There are miniature cars of every marque and size from a colossal pink Cadillac Eldorado (#163;99.99) to James Bond's BMW for #163;23. In this unadulterated boy zone, there are also model aeroplanes by the shelf-ful: Lancasters and Shackletons for #163;14, a Tiger Moth for #163;17 and a Spitfire Mk II for #163;9.
And for the girls there is Barbie. Again. Still going strong after a lifetime of reinvention. This year she gets to be Cinderella (#163;45); the Sugar Plum Fairy (#163;35) and Marilyn Monroe in The Seven Year Itch (#163;60). She now has her own dream home (at #163;130, she may well need a mortgage too) a pastel palace that looks like a cross between Southfork and Windsor Castle: it has turrets, porticos, balconies, and crenellations; not to mention a "motorised elevator". How else is a girl supposed to get about in her ball gown?
What there is not an awful lot of is cheap stocking-fillers. There is some-
thing called Super Formula Slippery Wobbly Gunk for #163;2. All one can say about this is that it's green. With
the Noise Blaster (#163;3) there is yet more gunk in a pot. This you remove, squish, return to pot and then press down. "It makes a hilarious raspberry noise!" says the blurb.
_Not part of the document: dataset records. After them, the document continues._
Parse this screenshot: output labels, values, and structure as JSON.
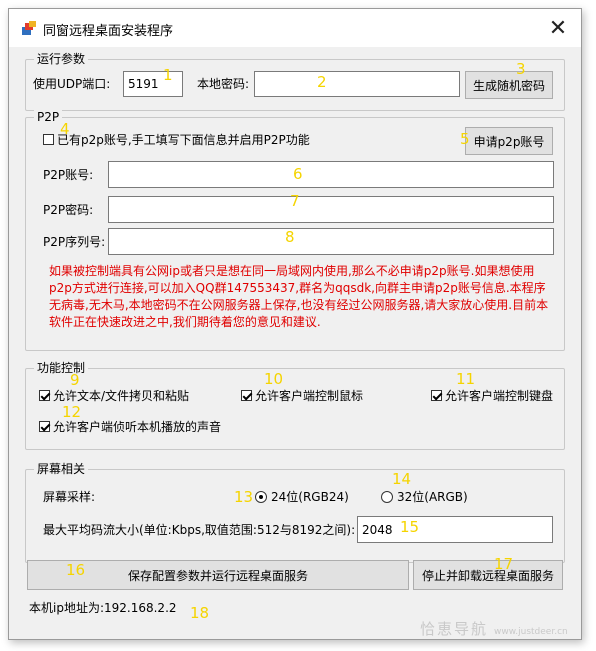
{
  "window": {
    "title": "同窗远程桌面安装程序",
    "close_glyph": "✕"
  },
  "run_params": {
    "legend": "运行参数",
    "udp_label": "使用UDP端口:",
    "udp_value": "5191",
    "local_pwd_label": "本地密码:",
    "local_pwd_value": "",
    "gen_button": "生成随机密码"
  },
  "p2p": {
    "legend": "P2P",
    "has_account_checkbox": "已有p2p账号,手工填写下面信息并启用P2P功能",
    "has_account_checked": false,
    "apply_button": "申请p2p账号",
    "account_label": "P2P账号:",
    "account_value": "",
    "password_label": "P2P密码:",
    "password_value": "",
    "serial_label": "P2P序列号:",
    "serial_value": "",
    "note": "如果被控制端具有公网ip或者只是想在同一局域网内使用,那么不必申请p2p账号.如果想使用p2p方式进行连接,可以加入QQ群147553437,群名为qqsdk,向群主申请p2p账号信息.本程序无病毒,无木马,本地密码不在公网服务器上保存,也没有经过公网服务器,请大家放心使用.目前本软件正在快速改进之中,我们期待着您的意见和建议."
  },
  "control": {
    "legend": "功能控制",
    "items": [
      {
        "label": "允许文本/文件拷贝和粘贴",
        "checked": true
      },
      {
        "label": "允许客户端控制鼠标",
        "checked": true
      },
      {
        "label": "允许客户端控制键盘",
        "checked": true
      },
      {
        "label": "允许客户端侦听本机播放的声音",
        "checked": true
      }
    ]
  },
  "screen": {
    "legend": "屏幕相关",
    "sampling_label": "屏幕采样:",
    "option_24": "24位(RGB24)",
    "option_32": "32位(ARGB)",
    "selected": "24",
    "bitrate_label": "最大平均码流大小(单位:Kbps,取值范围:512与8192之间):",
    "bitrate_value": "2048"
  },
  "actions": {
    "save_run": "保存配置参数并运行远程桌面服务",
    "stop_uninstall": "停止并卸载远程桌面服务"
  },
  "status": {
    "ip_text": "本机ip地址为:192.168.2.2"
  },
  "markers": [
    "1",
    "2",
    "3",
    "4",
    "5",
    "6",
    "7",
    "8",
    "9",
    "10",
    "11",
    "12",
    "13",
    "14",
    "15",
    "16",
    "17",
    "18"
  ],
  "watermark": {
    "text": "恰恵导航",
    "url": "www.justdeer.cn"
  },
  "colors": {
    "note_red": "#e00000",
    "marker_yellow": "#f5d400",
    "window_bg": "#f0f0f0"
  }
}
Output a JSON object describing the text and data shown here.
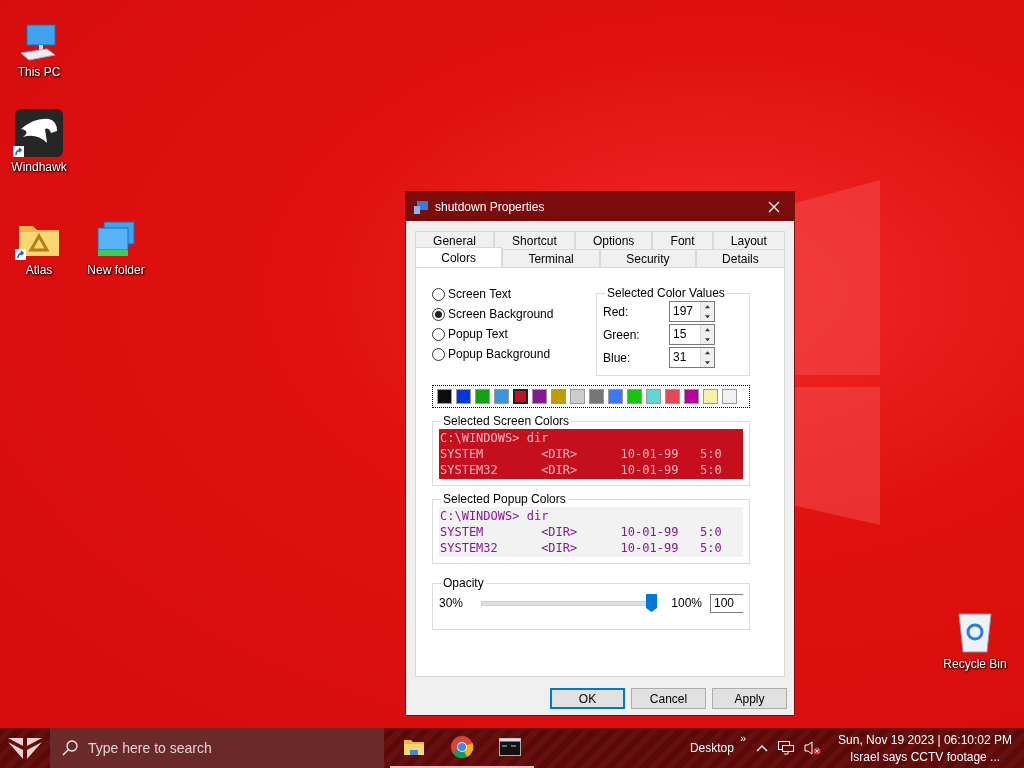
{
  "desktop_icons": [
    {
      "label": "This PC",
      "kind": "pc",
      "shortcut": false
    },
    {
      "label": "Windhawk",
      "kind": "app",
      "shortcut": true
    },
    {
      "label": "Atlas",
      "kind": "folder",
      "shortcut": true
    },
    {
      "label": "New folder",
      "kind": "network",
      "shortcut": false
    },
    {
      "label": "Recycle Bin",
      "kind": "bin",
      "shortcut": false
    }
  ],
  "dialog": {
    "title": "shutdown Properties",
    "tab_rows": [
      {
        "tabs": [
          {
            "label": "General",
            "selected": false
          },
          {
            "label": "Shortcut",
            "selected": false
          },
          {
            "label": "Options",
            "selected": false
          },
          {
            "label": "Font",
            "selected": false
          },
          {
            "label": "Layout",
            "selected": false
          }
        ]
      },
      {
        "tabs": [
          {
            "label": "Colors",
            "selected": true
          },
          {
            "label": "Terminal",
            "selected": false
          },
          {
            "label": "Security",
            "selected": false
          },
          {
            "label": "Details",
            "selected": false
          }
        ]
      }
    ],
    "color_targets": [
      {
        "label": "Screen Text",
        "selected": false
      },
      {
        "label": "Screen Background",
        "selected": true
      },
      {
        "label": "Popup Text",
        "selected": false
      },
      {
        "label": "Popup Background",
        "selected": false
      }
    ],
    "color_values": {
      "title": "Selected Color Values",
      "fields": [
        {
          "label": "Red:",
          "value": "197"
        },
        {
          "label": "Green:",
          "value": "15"
        },
        {
          "label": "Blue:",
          "value": "31"
        }
      ]
    },
    "palette": [
      {
        "color": "#0c0c0c",
        "selected": false
      },
      {
        "color": "#0037da",
        "selected": false
      },
      {
        "color": "#13a10e",
        "selected": false
      },
      {
        "color": "#3a96dd",
        "selected": false
      },
      {
        "color": "#c50f1f",
        "selected": true
      },
      {
        "color": "#881798",
        "selected": false
      },
      {
        "color": "#c19c00",
        "selected": false
      },
      {
        "color": "#cccccc",
        "selected": false
      },
      {
        "color": "#767676",
        "selected": false
      },
      {
        "color": "#3b78ff",
        "selected": false
      },
      {
        "color": "#16c60c",
        "selected": false
      },
      {
        "color": "#61d6d6",
        "selected": false
      },
      {
        "color": "#e74856",
        "selected": false
      },
      {
        "color": "#b4009e",
        "selected": false
      },
      {
        "color": "#f9f1a5",
        "selected": false
      },
      {
        "color": "#f2f2f2",
        "selected": false
      }
    ],
    "screen_preview": {
      "title": "Selected Screen Colors",
      "lines": [
        "C:\\WINDOWS> dir",
        "SYSTEM        <DIR>      10-01-99   5:0",
        "SYSTEM32      <DIR>      10-01-99   5:0"
      ]
    },
    "popup_preview": {
      "title": "Selected Popup Colors",
      "lines": [
        "C:\\WINDOWS> dir",
        "SYSTEM        <DIR>      10-01-99   5:0",
        "SYSTEM32      <DIR>      10-01-99   5:0"
      ]
    },
    "opacity": {
      "title": "Opacity",
      "min_label": "30%",
      "max_label": "100%",
      "level": 1,
      "value": "100"
    },
    "buttons": [
      {
        "label": "OK",
        "default": true
      },
      {
        "label": "Cancel",
        "default": false
      },
      {
        "label": "Apply",
        "default": false
      }
    ]
  },
  "taskbar": {
    "search_placeholder": "Type here to search",
    "apps": [
      {
        "kind": "folder",
        "running": true
      },
      {
        "kind": "browser",
        "running": true
      },
      {
        "kind": "terminal",
        "running": true
      }
    ],
    "toolbar_label": "Desktop",
    "toolbar_more": "»",
    "clock": "Sun, Nov 19 2023 | 06:10:02 PM",
    "news": "Israel says CCTV footage ..."
  }
}
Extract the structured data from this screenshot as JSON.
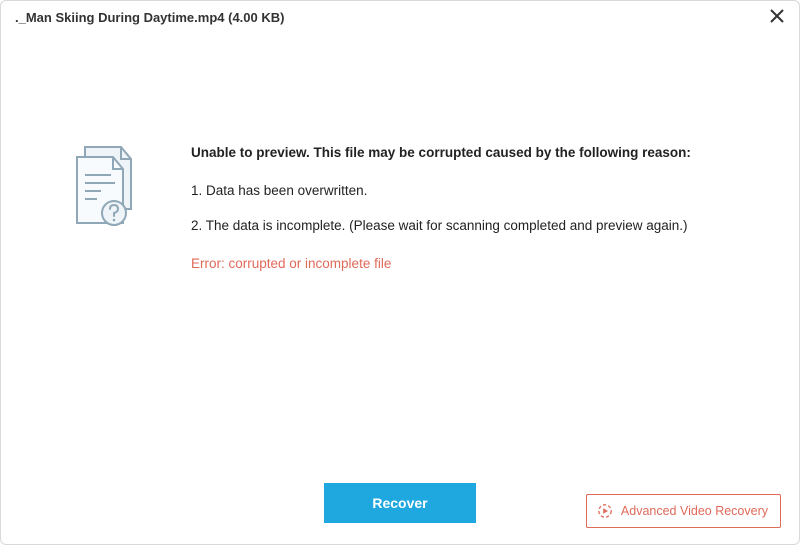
{
  "titlebar": {
    "filename": "._Man Skiing During Daytime.mp4",
    "filesize": "(4.00  KB)"
  },
  "message": {
    "heading": "Unable to preview. This file may be corrupted caused by the following reason:",
    "reason1": "1. Data has been overwritten.",
    "reason2": "2. The data is incomplete. (Please wait for scanning completed and preview again.)",
    "error": "Error: corrupted or incomplete file"
  },
  "buttons": {
    "recover": "Recover",
    "advanced": "Advanced Video Recovery"
  }
}
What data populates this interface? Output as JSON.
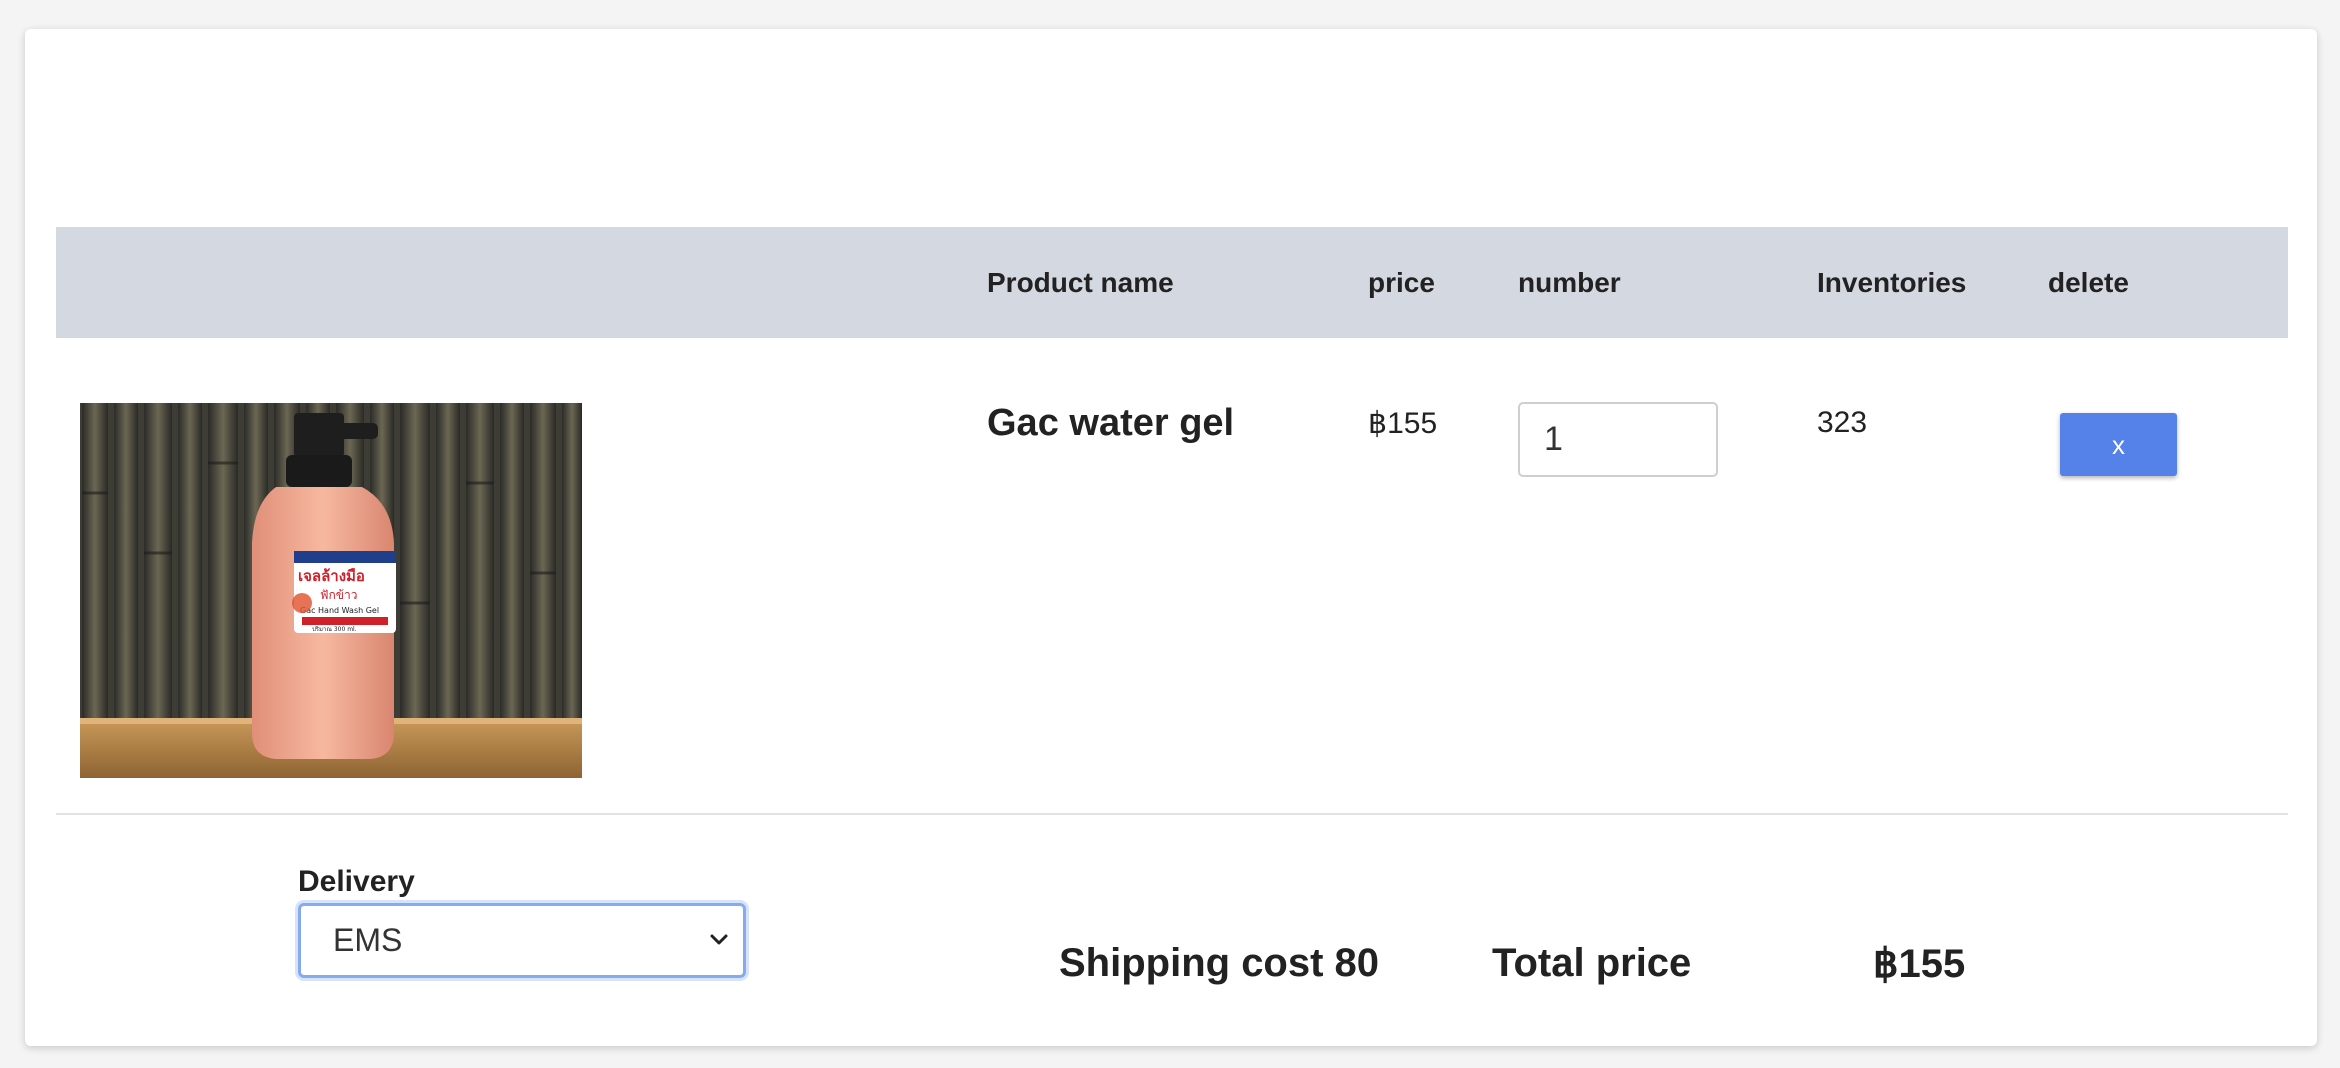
{
  "table": {
    "headers": {
      "product_name": "Product name",
      "price": "price",
      "number": "number",
      "inventories": "Inventories",
      "delete": "delete"
    },
    "rows": [
      {
        "image_alt": "Gac hand wash gel bottle",
        "product_name": "Gac water gel",
        "price": "฿155",
        "quantity": "1",
        "inventory": "323",
        "delete_label": "x"
      }
    ]
  },
  "delivery": {
    "label": "Delivery",
    "selected": "EMS"
  },
  "summary": {
    "shipping": "Shipping cost 80",
    "total_label": "Total price",
    "total_value": "฿155"
  },
  "product_label": {
    "thai_title": "เจลล้างมือ",
    "thai_sub": "ฟักข้าว",
    "english": "Gac Hand Wash Gel",
    "volume": "ปริมาณ 300 ml."
  },
  "colors": {
    "header_bg": "#d4d8e1",
    "button_bg": "#5482e8",
    "select_border": "#86aaf0"
  }
}
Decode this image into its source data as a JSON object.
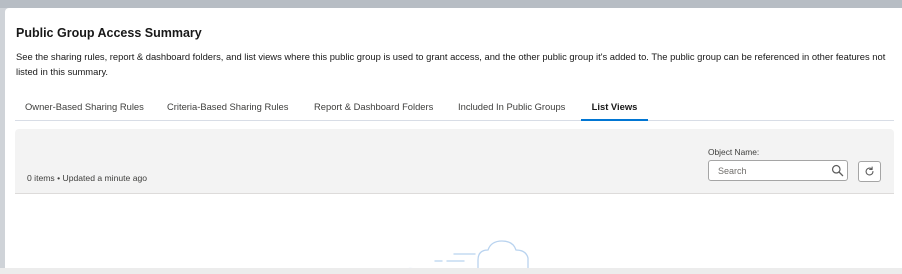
{
  "modal": {
    "title": "Public Group Access Summary",
    "description": "See the sharing rules, report & dashboard folders, and list views where this public group is used to grant access, and the other public group it's added to. The public group can be referenced in other features not listed in this summary."
  },
  "tabs": [
    {
      "label": "Owner-Based Sharing Rules",
      "active": false
    },
    {
      "label": "Criteria-Based Sharing Rules",
      "active": false
    },
    {
      "label": "Report & Dashboard Folders",
      "active": false
    },
    {
      "label": "Included In Public Groups",
      "active": false
    },
    {
      "label": "List Views",
      "active": true
    }
  ],
  "list_view": {
    "status": "0 items • Updated a minute ago",
    "object_filter": {
      "label": "Object Name:",
      "placeholder": "Search"
    },
    "icons": {
      "search": "search-icon",
      "refresh": "refresh-icon"
    }
  },
  "colors": {
    "accent": "#0176d3",
    "header_bg": "#f3f3f3",
    "border": "#dddbda"
  }
}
Oh, yippee. Better value is a Grow Your Own Spaghetti plant (actually a marrow) for #163;3.
So on to the Disney store where they have really missed a trick this year.You cannot move for Buzz Lightyears. There's a talking head version at #163;24.99 and
an Intergalactic Buzz which has a
detachable back pack, space disc-firing mechanism; flip-up arm, communicator, light-up inner helmet and pop-out
wings. What price one of these last
year? This year you could buy a houseful for #163;32.99 each.
Sharing the floor with Buzz is this year's big hitter, Hercules. Disney's rather dubious reinterpretation of Greek and Roman legend has attracted some criticism from academic quarters but if it stimulates a child's interest in these fabulous old stories, then it must be congratulated. So a Hercules model comes with armour plating that changes colour in the sunlight (#163;14.99); or with Pegasus and a back pack for the same price. Some of his opponents come complete with props: the Cyclops has a corinthian column; Zeus has a thunderbolt and Hades has a fireball shooter (#163;5.99 each).
Best of all are the Hercules his 'n' hers costumes, of which hers is by far the most desirable: it is purple, with Grecian folds and a socking great sparkly brooch on it for #163;24.99. Hercules has a tunic with the imprint of his golden armour, a fake leather belt and a Superman-style cape for the same price. Mind you, he does get a sword which clangs. Last year, the Hunchback of Notre Dame's was #163;9.99; this year you will need to fork out #163;12.99 for the same thing. Shame on you Disney.
Last stop is Selfridges, which usually has the most magical windows and the best grotto outside Greenland. Well don't hold your breath. This year, it has neither. The windows are full of bejewelled twigs and exotic plants; undersea rock caves and glittering woody hollows. They are also stuffed with expensive gear for rich adults to buy one another; there isn't a toy in sight.
Inside, as I joined the meandering queue to see the great man in red, two fresh-faced helpers informed me that the wait was "30 minutes from here" and "this year, we're not having a grotto".
Ah Christmas - it's not what it was.